In every painting, the artist leaves a signature. This is a mark to distinguish that the artwork is his, an identification that such is a result of his talent. Authors, on the other hand, do not provide a signature in every page they have written. They do not have to; this is because sometimes, the trademark they leave is embedded in the text itself. More often than not, writers create literary pieces that is inspired, if not influenced, by their personal lives.
Therefore, their signature is the text itself. Such is the case for Anton Chekhov. His works mirror his life, specifically his work, The Cherry Orchard.
The Cherry Orchard tells the story of how Russians deal with the the sudden change in the social climate “in the wake of Liberation of the serfs (Kenney 1).” This shows the struggle of the wealthy people to adapt to new social landscape, wherein they begin to lose their wealth. Madame Ranevsky owns an orchard estate.
She left the place five years prior, due to the tragedy that befallen her family. She had a lover after her husband’s death, and she settled in France with him. However, that very same lover abandoned and robbed her, so she was forced to return. It was in her five year absence that she acquired huge amounts of debt (Kenney 1).
The story consists of several characters, but the story revolves around Madame Ranevsky and the accumulation of her debt. Lopakhin, a former serf who has managed to be financially successful, suggests that the madam build villas in the estate so that she could lease them (Kenney 1). The madam declines. Time passes by, and the former woman of extravagance is still burdened with debt. In the end, Lopakhin purchased the orchard.
This story is not different from Chekhov’s own life. He was born in Taganrog, in 1860. He was a “son of a grocer and a grandson of a serf (Henderson 1).” During that time, serfdom was part of the social order. In fact, it was the “Russian equivalent of American slavery (Henderson 1).” The serfs were freed, and the social landscape drastically changed. The wealthy Russians began losing their wealth and estates, while the former serfs became wealthy. Chekhov experienced both of this occurrences. His grandfather was a serf, but his father had a business. This business began to fail, and the family was suddenly overwhelmed with debts. This prompted his father to leave for Moscow, so he could avoid the the debtors (Henderson 1). His mother and younger siblings followed, and he was left alone in Taganrog. He also tutored the nephew of the man who purchased their estate (Henderson 1).
This shows how distinctly alike Chekhov’s life is with the works he creates. It is quite an accurate depiction of his biography.
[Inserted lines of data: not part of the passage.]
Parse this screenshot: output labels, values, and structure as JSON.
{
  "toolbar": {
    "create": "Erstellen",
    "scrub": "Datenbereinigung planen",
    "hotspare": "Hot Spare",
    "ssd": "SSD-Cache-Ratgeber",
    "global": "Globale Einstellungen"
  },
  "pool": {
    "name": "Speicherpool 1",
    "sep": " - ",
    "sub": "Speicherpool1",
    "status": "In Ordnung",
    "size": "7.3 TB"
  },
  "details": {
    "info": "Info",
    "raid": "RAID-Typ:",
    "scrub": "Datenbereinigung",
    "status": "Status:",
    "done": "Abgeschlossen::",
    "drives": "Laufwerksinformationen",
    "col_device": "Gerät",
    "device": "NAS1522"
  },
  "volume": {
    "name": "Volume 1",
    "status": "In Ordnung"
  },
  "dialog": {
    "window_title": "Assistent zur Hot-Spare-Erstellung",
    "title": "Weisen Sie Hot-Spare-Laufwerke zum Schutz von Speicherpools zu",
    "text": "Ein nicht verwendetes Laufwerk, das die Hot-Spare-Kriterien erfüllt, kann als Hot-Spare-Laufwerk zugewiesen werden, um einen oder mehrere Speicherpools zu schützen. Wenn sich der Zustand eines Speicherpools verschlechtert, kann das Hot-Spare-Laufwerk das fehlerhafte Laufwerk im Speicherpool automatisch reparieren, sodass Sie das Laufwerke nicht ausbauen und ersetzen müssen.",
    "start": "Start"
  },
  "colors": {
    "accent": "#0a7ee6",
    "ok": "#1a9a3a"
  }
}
The Cherry Orchard is just one of the many works that reflect something more than Chekhov’s exceptional talent of writing. His life is his trademark, as his experiences as his signature in all his texts.
Kenney, Sarah. GradeSaver. 11 December 2007 <http://www.gradesaver.com/classicnotes/titles/cherry/shortsumm.html>.
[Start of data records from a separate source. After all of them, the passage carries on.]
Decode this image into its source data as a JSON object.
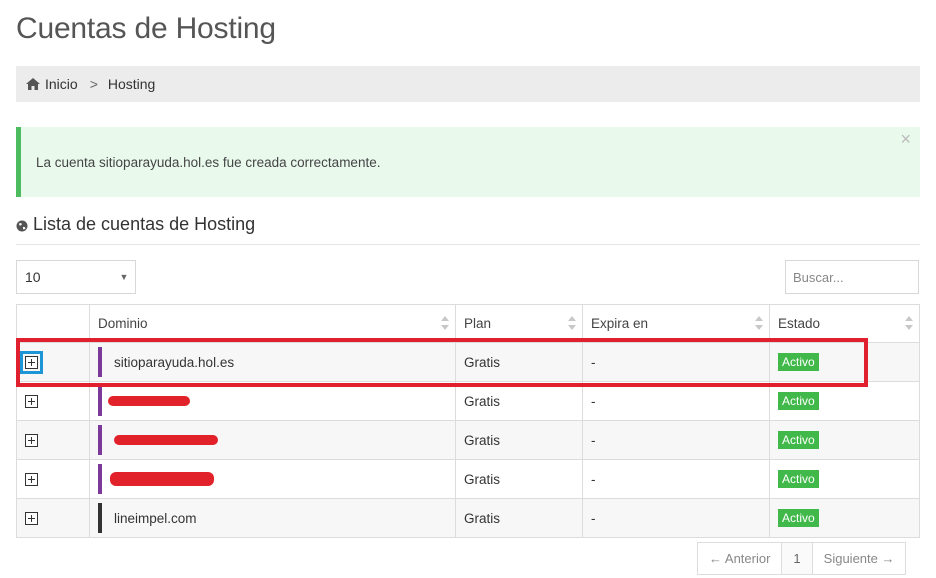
{
  "page": {
    "title": "Cuentas de Hosting"
  },
  "breadcrumb": {
    "home_label": "Inicio",
    "separator": ">",
    "current": "Hosting"
  },
  "alert": {
    "message": "La cuenta sitioparayuda.hol.es fue creada correctamente.",
    "close": "×"
  },
  "section": {
    "title": "Lista de cuentas de Hosting"
  },
  "controls": {
    "length_value": "10",
    "length_arrow": "▼",
    "search_placeholder": "Buscar..."
  },
  "table": {
    "headers": {
      "domain": "Dominio",
      "plan": "Plan",
      "expires": "Expira en",
      "status": "Estado"
    },
    "rows": [
      {
        "domain": "sitioparayuda.hol.es",
        "plan": "Gratis",
        "expires": "-",
        "status": "Activo",
        "bar_color": "#7b3a9a",
        "redacted": false
      },
      {
        "domain": "",
        "plan": "Gratis",
        "expires": "-",
        "status": "Activo",
        "bar_color": "#7b3a9a",
        "redacted": true
      },
      {
        "domain": "",
        "plan": "Gratis",
        "expires": "-",
        "status": "Activo",
        "bar_color": "#7b3a9a",
        "redacted": true
      },
      {
        "domain": "",
        "plan": "Gratis",
        "expires": "-",
        "status": "Activo",
        "bar_color": "#7b3a9a",
        "redacted": true
      },
      {
        "domain": "lineimpel.com",
        "plan": "Gratis",
        "expires": "-",
        "status": "Activo",
        "bar_color": "#333333",
        "redacted": false
      }
    ]
  },
  "pagination": {
    "prev": "← Anterior",
    "current": "1",
    "next": "Siguiente →"
  },
  "colors": {
    "success": "#41b94a",
    "highlight_red": "#e0202e",
    "highlight_blue": "#1e96d6",
    "alert_bg": "#e9faed"
  }
}
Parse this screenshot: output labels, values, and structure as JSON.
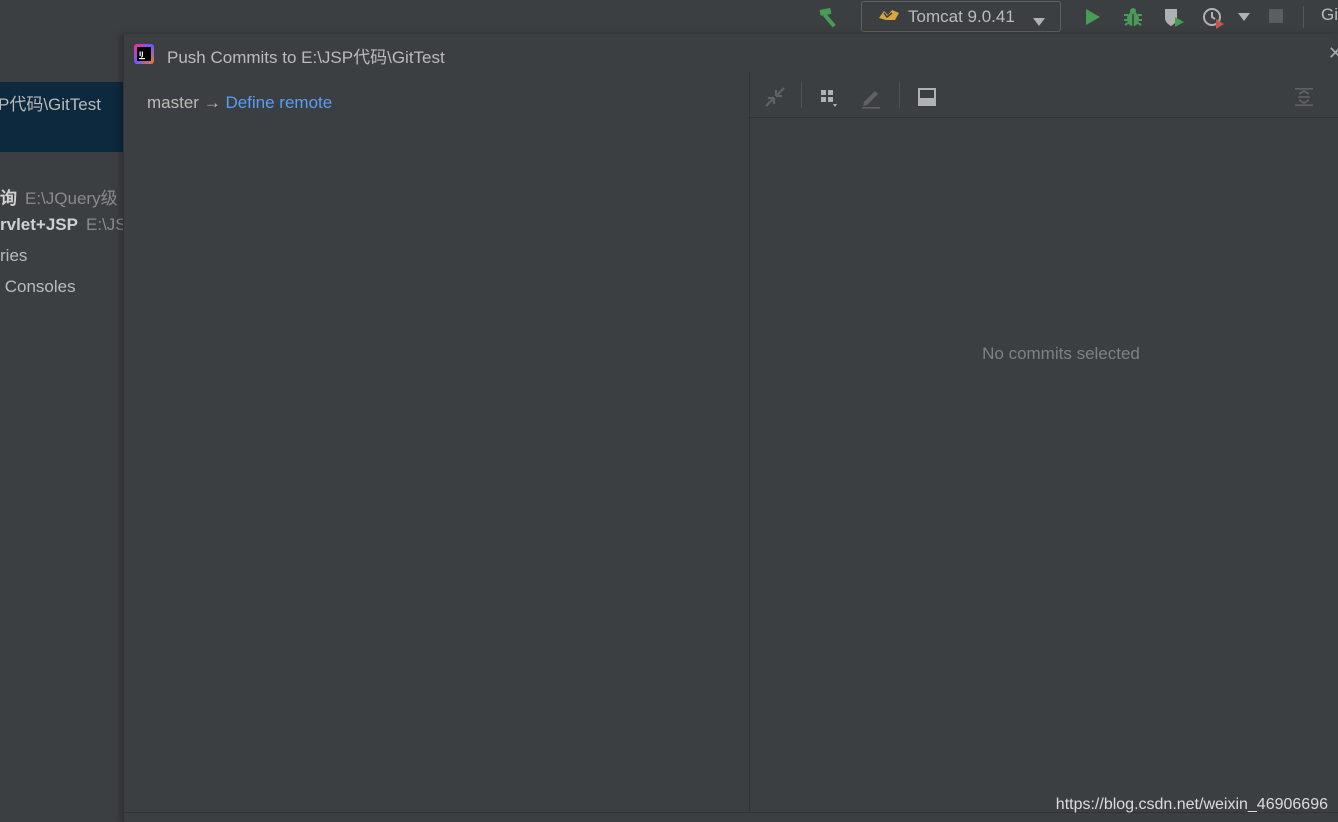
{
  "toolbar": {
    "build_icon": "hammer-icon",
    "run_config_label": "Tomcat 9.0.41",
    "run_config_icon": "tomcat-icon",
    "run_icon": "run-icon",
    "debug_icon": "debug-icon",
    "coverage_icon": "coverage-icon",
    "profile_icon": "profile-icon",
    "stop_icon": "stop-icon",
    "vcs_label": "Gi",
    "colors": {
      "run": "#499c54",
      "debug": "#499c54",
      "hammer": "#499c54"
    }
  },
  "project_tree": {
    "selected_item": "P代码\\GitTest",
    "items": [
      {
        "name": "询",
        "path": "E:\\JQuery级",
        "bold": true
      },
      {
        "name": "rvlet+JSP",
        "path": "E:\\JS",
        "bold": true
      },
      {
        "name": "ries",
        "path": "",
        "bold": false
      },
      {
        "name": " Consoles",
        "path": "",
        "bold": false
      }
    ]
  },
  "dialog": {
    "title": "Push Commits to E:\\JSP代码\\GitTest",
    "branch": "master",
    "arrow": "→",
    "define_remote_link": "Define remote",
    "details_toolbar": {
      "icons": [
        "collapse-icon",
        "group-by-icon",
        "edit-icon",
        "preview-icon",
        "expand-all-icon"
      ]
    },
    "empty_message": "No commits selected",
    "colors": {
      "link": "#589df6",
      "selection": "#0d293e"
    }
  },
  "watermark": "https://blog.csdn.net/weixin_46906696"
}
Henderson, Monica. Sparknote on The Seagull. 11 December 2007 <http://www.sparknotes.com/drama/seagull/context.html>.
Cite this The Cherry Orchard by Anton Chekhov
The Cherry Orchard by Anton Chekhov. (2016, Jul 03). Retrieved from https://graduateway.com/the-cherry-orchard-by-anton-chekhov/